Part and parcel with the mechanics and systems of Lorcana is the sheer Disney-ness of it all. There are myriad Easter eggs and nuanced card mechanics for Disney fans to pick up on, but in many cases, the thematic inspiration for certain characters and movie props leaps off the cardboard. Card effects that impact the game in strategic ways do so while depicting unmistakable moments from the beloved films.
One touching example can be seen on a card depicting Gramma Tala from Moana. Early in the film, Tala dies, but her spirit takes the form of an ethereal manta ray who follows Moana on her journey across the Pacific Ocean. In Lorcana, Tala’s character card features a unique ability called “I will be with you,” which turns her into an ink card when she would normally be banished from gameplay, keeping her in play as a resource for the player’s other cards.
Another example concerns The Little Mermaid’s Ariel, after she’s traded her voice for legs. As an homage, the character card features an ability called “Voiceless,” which prevents her from singing songs. In Lorcana, songs are a subset of action cards that can be played by exerting characters instead of ink, and offer a variety of effects, such as card draw or bouncing characters back to their owner’s hand. While practically any character card can be used for songs, which frees up ink to use on other cards, Ariel’s deal with Ursula, and the resulting consequences, leads to a debuff, of sorts, that nonetheless feels appropriate for the source material.
For some players, the tie-in to Disney themes might be this game’s main attraction — but it could likewise be the biggest hurdle for people who don’t like or simply don’t care about the films and characters. Though Lorcana’s gameplay offers plenty of strategic depth for thoughtful and challenging gameplay, it bears enough similarities to other TCGs that some players may be hard-pressed to pick it over Magic, or other proven card games that aren’t built on preexisting fandom.
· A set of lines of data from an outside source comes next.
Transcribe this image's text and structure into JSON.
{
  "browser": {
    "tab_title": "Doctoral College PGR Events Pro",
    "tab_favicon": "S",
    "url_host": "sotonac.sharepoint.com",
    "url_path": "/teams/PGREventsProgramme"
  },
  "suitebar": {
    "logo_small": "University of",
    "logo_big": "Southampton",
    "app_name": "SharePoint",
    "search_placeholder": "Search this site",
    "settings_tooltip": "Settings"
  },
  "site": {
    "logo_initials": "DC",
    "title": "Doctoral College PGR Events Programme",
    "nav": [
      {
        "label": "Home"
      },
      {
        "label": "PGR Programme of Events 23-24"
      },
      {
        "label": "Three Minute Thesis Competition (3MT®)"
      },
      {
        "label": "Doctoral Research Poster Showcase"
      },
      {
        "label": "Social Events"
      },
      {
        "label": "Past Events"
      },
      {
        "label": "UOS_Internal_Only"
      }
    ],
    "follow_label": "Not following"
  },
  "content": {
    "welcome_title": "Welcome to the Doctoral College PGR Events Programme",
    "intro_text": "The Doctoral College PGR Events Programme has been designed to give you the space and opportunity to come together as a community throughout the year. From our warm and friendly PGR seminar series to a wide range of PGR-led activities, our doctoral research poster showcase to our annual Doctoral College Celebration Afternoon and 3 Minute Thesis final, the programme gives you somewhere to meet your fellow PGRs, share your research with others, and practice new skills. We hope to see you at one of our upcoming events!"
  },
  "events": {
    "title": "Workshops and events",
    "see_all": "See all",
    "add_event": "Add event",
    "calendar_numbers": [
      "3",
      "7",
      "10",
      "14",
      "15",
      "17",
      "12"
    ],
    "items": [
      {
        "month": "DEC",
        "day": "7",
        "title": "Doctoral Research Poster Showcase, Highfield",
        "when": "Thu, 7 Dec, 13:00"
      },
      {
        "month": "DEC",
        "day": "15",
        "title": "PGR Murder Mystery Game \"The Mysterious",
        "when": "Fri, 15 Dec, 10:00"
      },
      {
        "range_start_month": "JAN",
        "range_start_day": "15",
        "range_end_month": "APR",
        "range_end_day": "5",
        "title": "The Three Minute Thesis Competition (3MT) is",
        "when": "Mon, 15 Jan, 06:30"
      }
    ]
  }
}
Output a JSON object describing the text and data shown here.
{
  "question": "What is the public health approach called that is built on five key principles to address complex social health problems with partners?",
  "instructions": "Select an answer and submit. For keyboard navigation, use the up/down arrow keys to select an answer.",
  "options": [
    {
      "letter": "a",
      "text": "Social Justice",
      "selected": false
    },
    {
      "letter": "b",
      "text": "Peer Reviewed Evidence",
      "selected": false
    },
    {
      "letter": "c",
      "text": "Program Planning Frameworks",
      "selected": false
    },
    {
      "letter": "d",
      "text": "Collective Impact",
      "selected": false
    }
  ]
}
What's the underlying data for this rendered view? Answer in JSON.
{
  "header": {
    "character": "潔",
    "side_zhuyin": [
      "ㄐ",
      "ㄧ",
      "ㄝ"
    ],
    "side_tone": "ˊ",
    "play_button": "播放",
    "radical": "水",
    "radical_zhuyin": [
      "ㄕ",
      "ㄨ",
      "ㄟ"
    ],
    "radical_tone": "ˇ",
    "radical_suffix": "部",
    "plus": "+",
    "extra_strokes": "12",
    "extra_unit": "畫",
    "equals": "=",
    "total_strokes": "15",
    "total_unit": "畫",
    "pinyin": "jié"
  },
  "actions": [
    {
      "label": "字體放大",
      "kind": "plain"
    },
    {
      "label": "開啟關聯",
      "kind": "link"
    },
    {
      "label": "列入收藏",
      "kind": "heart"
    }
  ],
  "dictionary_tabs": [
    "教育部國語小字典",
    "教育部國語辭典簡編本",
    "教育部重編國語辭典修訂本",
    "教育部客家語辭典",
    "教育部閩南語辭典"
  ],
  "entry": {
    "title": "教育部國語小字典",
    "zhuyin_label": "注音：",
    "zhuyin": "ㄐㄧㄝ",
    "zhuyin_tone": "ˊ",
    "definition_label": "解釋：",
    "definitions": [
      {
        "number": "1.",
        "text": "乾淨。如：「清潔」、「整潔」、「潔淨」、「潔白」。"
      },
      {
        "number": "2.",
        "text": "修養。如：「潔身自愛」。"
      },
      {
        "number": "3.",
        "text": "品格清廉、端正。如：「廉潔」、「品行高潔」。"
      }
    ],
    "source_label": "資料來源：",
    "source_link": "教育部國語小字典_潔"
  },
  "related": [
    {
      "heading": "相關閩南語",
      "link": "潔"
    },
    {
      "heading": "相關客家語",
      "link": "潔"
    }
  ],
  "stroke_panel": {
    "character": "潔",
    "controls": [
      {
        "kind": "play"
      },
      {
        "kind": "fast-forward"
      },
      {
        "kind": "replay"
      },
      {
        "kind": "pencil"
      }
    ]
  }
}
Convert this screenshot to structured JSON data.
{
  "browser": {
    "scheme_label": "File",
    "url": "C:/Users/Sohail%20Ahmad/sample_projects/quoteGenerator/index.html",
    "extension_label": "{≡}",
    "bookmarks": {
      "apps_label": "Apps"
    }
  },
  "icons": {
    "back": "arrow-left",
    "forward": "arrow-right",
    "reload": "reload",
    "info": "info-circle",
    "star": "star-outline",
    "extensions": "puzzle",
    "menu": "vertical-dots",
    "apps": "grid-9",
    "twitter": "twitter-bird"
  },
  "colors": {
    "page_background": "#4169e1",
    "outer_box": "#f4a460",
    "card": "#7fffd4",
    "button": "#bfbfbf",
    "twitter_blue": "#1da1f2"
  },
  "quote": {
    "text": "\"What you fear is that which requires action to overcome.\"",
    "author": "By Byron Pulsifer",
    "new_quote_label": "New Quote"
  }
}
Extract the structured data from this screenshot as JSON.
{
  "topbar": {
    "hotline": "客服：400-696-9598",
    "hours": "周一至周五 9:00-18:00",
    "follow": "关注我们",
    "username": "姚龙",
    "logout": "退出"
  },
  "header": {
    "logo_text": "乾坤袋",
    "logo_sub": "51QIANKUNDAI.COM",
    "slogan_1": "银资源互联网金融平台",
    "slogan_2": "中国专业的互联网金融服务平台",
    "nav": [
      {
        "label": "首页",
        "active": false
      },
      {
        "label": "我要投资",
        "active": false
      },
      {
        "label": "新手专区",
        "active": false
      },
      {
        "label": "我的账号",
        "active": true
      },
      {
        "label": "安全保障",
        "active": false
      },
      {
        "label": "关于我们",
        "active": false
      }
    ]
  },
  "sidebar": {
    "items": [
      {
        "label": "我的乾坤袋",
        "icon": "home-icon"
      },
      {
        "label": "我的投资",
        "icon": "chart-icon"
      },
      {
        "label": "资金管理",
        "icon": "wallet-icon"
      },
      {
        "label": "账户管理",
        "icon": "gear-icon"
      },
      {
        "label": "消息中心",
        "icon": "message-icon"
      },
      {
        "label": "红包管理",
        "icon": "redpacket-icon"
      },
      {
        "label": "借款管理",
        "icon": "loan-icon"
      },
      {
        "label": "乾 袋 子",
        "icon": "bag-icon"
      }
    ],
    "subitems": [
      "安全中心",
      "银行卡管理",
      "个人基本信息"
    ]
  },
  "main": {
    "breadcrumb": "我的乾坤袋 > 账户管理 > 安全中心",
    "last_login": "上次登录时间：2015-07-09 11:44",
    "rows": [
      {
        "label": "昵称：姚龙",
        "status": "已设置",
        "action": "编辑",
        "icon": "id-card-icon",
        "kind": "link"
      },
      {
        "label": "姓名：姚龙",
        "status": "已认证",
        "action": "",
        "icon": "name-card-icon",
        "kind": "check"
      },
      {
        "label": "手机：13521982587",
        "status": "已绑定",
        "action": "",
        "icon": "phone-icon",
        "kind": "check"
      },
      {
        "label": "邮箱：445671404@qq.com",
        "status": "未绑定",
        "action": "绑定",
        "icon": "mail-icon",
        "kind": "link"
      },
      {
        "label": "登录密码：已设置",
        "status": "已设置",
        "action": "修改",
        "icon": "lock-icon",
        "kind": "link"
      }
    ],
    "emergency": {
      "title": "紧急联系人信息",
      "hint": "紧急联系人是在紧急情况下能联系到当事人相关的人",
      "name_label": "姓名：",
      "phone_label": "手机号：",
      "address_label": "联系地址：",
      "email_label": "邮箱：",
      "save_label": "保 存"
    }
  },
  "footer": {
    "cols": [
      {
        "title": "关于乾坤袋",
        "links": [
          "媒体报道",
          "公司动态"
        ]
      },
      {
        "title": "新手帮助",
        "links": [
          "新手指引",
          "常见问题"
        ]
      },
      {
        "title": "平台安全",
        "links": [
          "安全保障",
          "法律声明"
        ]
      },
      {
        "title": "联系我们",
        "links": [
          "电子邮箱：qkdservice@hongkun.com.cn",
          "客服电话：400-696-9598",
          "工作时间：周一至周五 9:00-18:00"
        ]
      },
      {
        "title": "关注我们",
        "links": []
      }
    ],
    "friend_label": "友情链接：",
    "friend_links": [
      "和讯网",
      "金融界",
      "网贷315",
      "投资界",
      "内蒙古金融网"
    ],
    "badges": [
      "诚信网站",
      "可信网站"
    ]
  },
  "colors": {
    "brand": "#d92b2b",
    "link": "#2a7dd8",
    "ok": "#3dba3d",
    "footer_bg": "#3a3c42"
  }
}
Ultimately, Lorcana will have to both become a collector’s item and convince players of its competitive potential if it’s going to coexist with other mainstays in the TCG space. Ravensburger has already confirmed that Lorcana will support a system of organized play, though specific details remain uncertain. For now, players can look forward to some kind of tournament system, based out of local game stores, which will lead to “league points” toward prizes such as special cards, pins, and the like.
Ultimately, Lorcana probably isn’t a Magic killer — but maybe it doesn’t have to be. Instead, the fandom-oriented nature of this game’s art and themes might actually position it to compete more closely with the Pokémon Trading Card Game. While the latter benefits from its own rich history in the TCG space, it too features characters that players recognize from cartoons, toys, and games. As a result, there might be less resistance among Pokémon fans to try another card game that levies players’ relationship to an existing IP. Perhaps most importantly, Lorcana is very easy to learn and play right out of the box.
Disney Lorcana will debut with its first set of 204 cards, known as The First Chapter, on Aug. 18 at local game stores and Disney Parks, followed by a wider release on Sept. 1 at mass retailers.
The initial release will include three different starter decks, each with 60 ready-to-play, curated cards plus a handful of tokens for tracking lore and damage. Lorcana will also be available through 12-card randomized booster packs, and other bundles such as gift sets and the Illumineer’s Trove, which includes booster packs, deck boxes, and additional accessories.
Disney Lorcana was reviewed using a pre-release copy provided by Ravensburger. Vox Media has affiliate partnerships. These do not influence editorial content, though Vox Media may earn commissions for products purchased via affiliate links. You can find additional information about Polygon’s ethics policy here.